East Of The Night, released in 1985, is one of Micus’s most melodic albums. Its two long tracks epitomize, ever so humbly, the dictum of less is more. The title piece, a conversation for 10-string guitar (an instrument of his own design) and shakuhachi, feels like a dialogue between master and disciple. Micus’s guitar combines the reediness of a lute with the subtle ferocity of a koto, making it a natural partner to the shakuhachi’s dawning breath. Each pluck of a string works the upholstery of the sky until a surface of untreated wood is revealed behind it. Details of handiwork once obscured by finery and ornament now become naked art. With the softness of a windblown curtain, the plectrum moves from foreground to background before the shakuhachi takes on a Milky Way texture in a suite of thrumming stardust. The flute fragments, multiplies, and ends the set’s first half on a congregational sigh.

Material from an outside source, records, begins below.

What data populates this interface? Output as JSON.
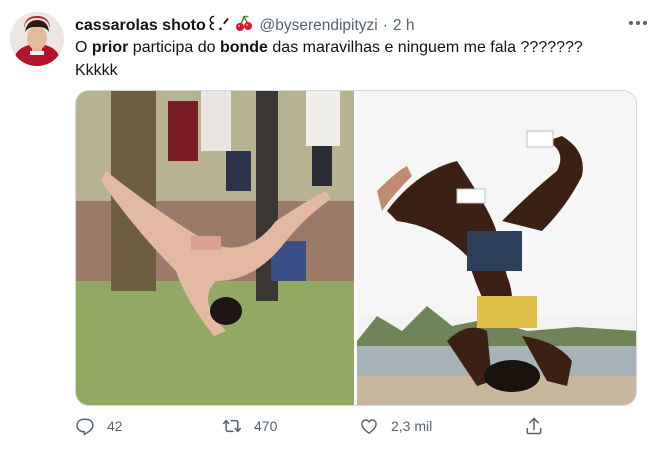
{
  "tweet": {
    "display_name": "cassarolas shoto",
    "name_suffix": "꒰.ᐟ",
    "handle": "@byserendipityzi",
    "separator": "·",
    "time": "2 h",
    "text_parts": [
      "O ",
      "prior",
      " participa do ",
      "bonde",
      " das maravilhas e ninguem me fala ???????"
    ],
    "text_line2": "Kkkkk"
  },
  "icons": {
    "avatar": "avatar",
    "cherry": "cherry-emoji-icon",
    "more": "more-options-icon",
    "reply": "reply-icon",
    "retweet": "retweet-icon",
    "like": "like-icon",
    "share": "share-icon"
  },
  "actions": {
    "reply_count": "42",
    "retweet_count": "470",
    "like_count": "2,3 mil"
  },
  "colors": {
    "text": "#0f1419",
    "secondary": "#536471",
    "border": "#cfd9de"
  }
}
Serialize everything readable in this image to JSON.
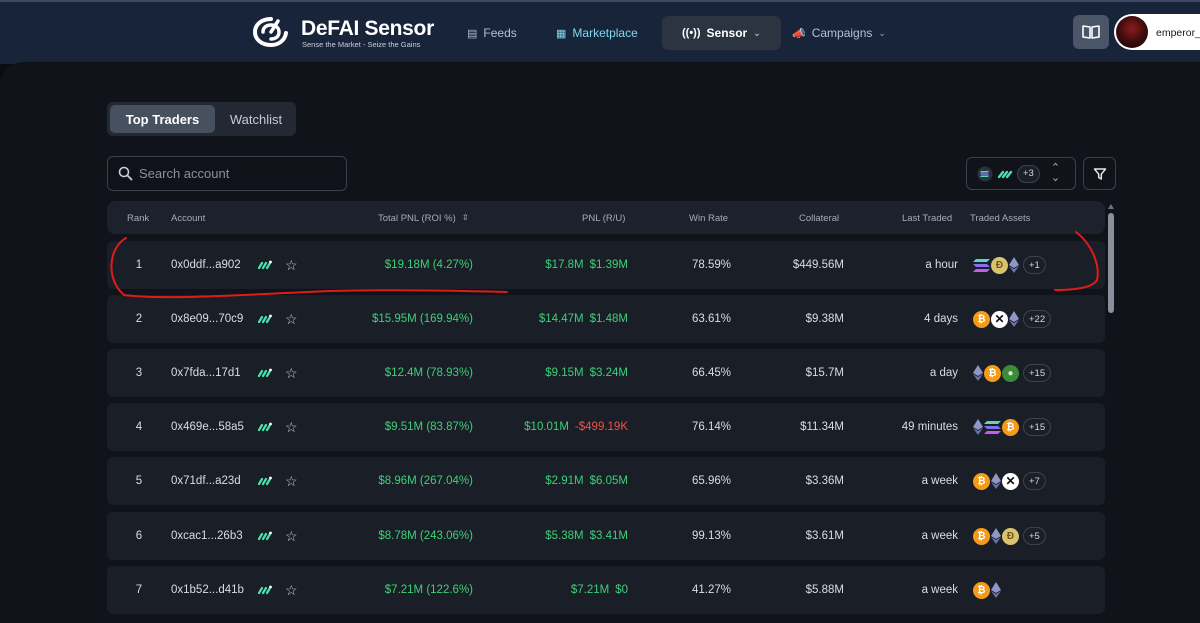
{
  "brand": {
    "name": "DeFAI Sensor",
    "tagline": "Sense the Market - Seize the Gains"
  },
  "nav": {
    "feeds": "Feeds",
    "marketplace": "Marketplace",
    "sensor": "Sensor",
    "campaigns": "Campaigns"
  },
  "user": {
    "name": "emperor_"
  },
  "tabs": {
    "active": "Top Traders",
    "inactive": "Watchlist"
  },
  "search": {
    "placeholder": "Search account",
    "value": ""
  },
  "asset_filter": {
    "more": "+3"
  },
  "table": {
    "headers": {
      "rank": "Rank",
      "account": "Account",
      "total_pnl": "Total PNL (ROI %)",
      "pnl": "PNL (R/U)",
      "win_rate": "Win Rate",
      "collateral": "Collateral",
      "last_traded": "Last Traded",
      "traded_assets": "Traded Assets"
    },
    "rows": [
      {
        "rank": "1",
        "account": "0x0ddf...a902",
        "total": "$19.18M (4.27%)",
        "realized": "$17.8M",
        "unrealized": "$1.39M",
        "unrealized_negative": false,
        "win_rate": "78.59%",
        "collateral": "$449.56M",
        "last_traded": "a hour",
        "assets": [
          "sol",
          "doge",
          "eth"
        ],
        "more": "+1"
      },
      {
        "rank": "2",
        "account": "0x8e09...70c9",
        "total": "$15.95M (169.94%)",
        "realized": "$14.47M",
        "unrealized": "$1.48M",
        "unrealized_negative": false,
        "win_rate": "63.61%",
        "collateral": "$9.38M",
        "last_traded": "4 days",
        "assets": [
          "btc",
          "x",
          "eth"
        ],
        "more": "+22"
      },
      {
        "rank": "3",
        "account": "0x7fda...17d1",
        "total": "$12.4M (78.93%)",
        "realized": "$9.15M",
        "unrealized": "$3.24M",
        "unrealized_negative": false,
        "win_rate": "66.45%",
        "collateral": "$15.7M",
        "last_traded": "a day",
        "assets": [
          "eth",
          "btc",
          "pepe"
        ],
        "more": "+15"
      },
      {
        "rank": "4",
        "account": "0x469e...58a5",
        "total": "$9.51M (83.87%)",
        "realized": "$10.01M",
        "unrealized": "-$499.19K",
        "unrealized_negative": true,
        "win_rate": "76.14%",
        "collateral": "$11.34M",
        "last_traded": "49 minutes",
        "assets": [
          "eth",
          "sol",
          "btc"
        ],
        "more": "+15"
      },
      {
        "rank": "5",
        "account": "0x71df...a23d",
        "total": "$8.96M (267.04%)",
        "realized": "$2.91M",
        "unrealized": "$6.05M",
        "unrealized_negative": false,
        "win_rate": "65.96%",
        "collateral": "$3.36M",
        "last_traded": "a week",
        "assets": [
          "btc",
          "eth",
          "x"
        ],
        "more": "+7"
      },
      {
        "rank": "6",
        "account": "0xcac1...26b3",
        "total": "$8.78M (243.06%)",
        "realized": "$5.38M",
        "unrealized": "$3.41M",
        "unrealized_negative": false,
        "win_rate": "99.13%",
        "collateral": "$3.61M",
        "last_traded": "a week",
        "assets": [
          "btc",
          "eth",
          "doge"
        ],
        "more": "+5"
      },
      {
        "rank": "7",
        "account": "0x1b52...d41b",
        "total": "$7.21M (122.6%)",
        "realized": "$7.21M",
        "unrealized": "$0",
        "unrealized_negative": false,
        "win_rate": "41.27%",
        "collateral": "$5.88M",
        "last_traded": "a week",
        "assets": [
          "btc",
          "eth"
        ],
        "more": ""
      }
    ]
  },
  "colors": {
    "positive": "#3ed07a",
    "negative": "#f0504d",
    "accent": "#7fd7f0",
    "annotation": "#e01b1b"
  }
}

Celebrated Aussie musician Mark Seymour has compiled a new retrospective full-length album celebrating 30 years of songwriting ahead of embarking on a six-date national tour from late June. Roll Back The Stone 1985-2016 collects Seymour's best-known and best-loved works — yes, including Hunters & Collectors favourites such as Throw Your Arms Around Me, When The River Runs Dry and the evergreen Holy Grail — re-recorded and reimagined with his current backing band, The Undertow. The album was laid down over three nights in the Scrap Museum, at Richmond's Bakehouse Studios, and draws on the complementary talents of instrumentalists Cameron McKenzie (guitars), Peter Maslen (drums) and John Favaro (bass) to imbue Seymour's songs, no matter their physical age, with a renewed sense of purpose and immediacy.
God Save the King is actually a split release and/or a Robert Fripp compilation, depending on how you look at it. In 1980, Robert Fripp released something of a split disc himself, called God Save the Queen/Under Heavy Manners, consisting of a side of Frippertronics and a side of Discotronics, the latter being Frippertronics with a "dance-oriented" (according to Fripp) rhythm section. Also in 1980, Fripp formed a new group, borrowing the name from his early-'60s band, the League of Gentlemen.